He talked so long that his quarterback Dwayne Haskins had time to shower, dress, put on a gray jacket, chat with a few people standing in the locker room, shake hands with well-wishers in the hallway outside the locker room, first bump a reporter in the hallway and walk to the interview room door where he was told to wait.

And wait. And wait.

Haskins leaned against the wall outside the interview room, propped a foot against the cinder blocks and scanned his phone.

His first home start had not been a good one. He was sacked six times, and rarely had time to stand in the pocket, as the Jets pass rushers kept chasing him and forcing him to make off-balance throws. His numbers — 19 of 35 for 214 yards and a 79.9 passer rating — looked better than his on-field performance did. But a short toss to running back Derrius Guice — playing in his first game since tearing his meniscus in the opener — led to a 45-yard reception that turned into the first of his two touchdown passes.

“Life is hard, I’ve got to work harder,” Haskins said.

He described a meeting with the offensive linemen early in the game, one in which he said he was “trying to figure out urgency.” He said he asked the linemen “What do I need to do?” He said the linemen told him some things that he “tried to apply.”

“After the conversation, it was just ‘give me the ball and let me play,’” Haskins said. “That’s about it.”

When asked how he thought he played, Haskins said: “It was okay, it wasn’t good enough. We didn’t win.”

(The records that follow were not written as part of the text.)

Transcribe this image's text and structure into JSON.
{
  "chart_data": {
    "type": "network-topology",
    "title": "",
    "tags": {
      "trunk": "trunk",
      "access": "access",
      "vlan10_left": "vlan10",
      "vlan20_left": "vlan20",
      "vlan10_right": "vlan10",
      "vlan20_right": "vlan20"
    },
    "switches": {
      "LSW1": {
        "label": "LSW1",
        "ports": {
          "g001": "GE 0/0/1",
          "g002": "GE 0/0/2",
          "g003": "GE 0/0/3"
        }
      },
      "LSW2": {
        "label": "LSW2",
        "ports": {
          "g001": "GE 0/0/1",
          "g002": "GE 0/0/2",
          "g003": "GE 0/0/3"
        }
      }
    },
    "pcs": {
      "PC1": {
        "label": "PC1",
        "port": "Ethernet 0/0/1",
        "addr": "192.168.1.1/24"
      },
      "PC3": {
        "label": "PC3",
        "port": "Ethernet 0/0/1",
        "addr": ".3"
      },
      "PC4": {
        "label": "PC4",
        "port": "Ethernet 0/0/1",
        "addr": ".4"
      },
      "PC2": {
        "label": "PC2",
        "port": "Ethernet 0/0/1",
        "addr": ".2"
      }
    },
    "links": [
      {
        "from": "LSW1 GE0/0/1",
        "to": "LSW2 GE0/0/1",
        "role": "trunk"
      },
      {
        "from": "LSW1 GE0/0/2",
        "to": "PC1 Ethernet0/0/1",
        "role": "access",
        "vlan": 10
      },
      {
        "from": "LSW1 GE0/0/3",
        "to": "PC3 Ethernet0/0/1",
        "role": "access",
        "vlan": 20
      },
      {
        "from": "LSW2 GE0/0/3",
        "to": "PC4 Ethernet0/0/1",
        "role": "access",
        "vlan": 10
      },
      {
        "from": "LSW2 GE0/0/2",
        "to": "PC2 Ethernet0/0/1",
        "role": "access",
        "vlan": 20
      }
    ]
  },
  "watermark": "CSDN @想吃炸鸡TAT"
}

It’s hard to know what the Redskins can build upon after Sunday. Getting the Jets, who entered the game with a 2-7 record, coming off a bye week appeared to be a break. But New York scored touchdowns on two of its first three possessions and added a third just before halftime, while holding Washington to just 60 first-half yards to go up 20-3.

The Jets scored another touchdown early in the fourth quarter on a 29-yard reception by former Redskins wide receiver Jamison Crowder and turned a Haskins interception on his 14 into another touchdown. By then the score was 34-3 and the stadium had emptied and another day was lost.

“I think it’s a young team, I think it’s a very young team,” Callahan said, trying to explain the Redskins’ continued plummet to the NFL’s bottom.

A young team that will have to grow up fast in the season’s last six weeks.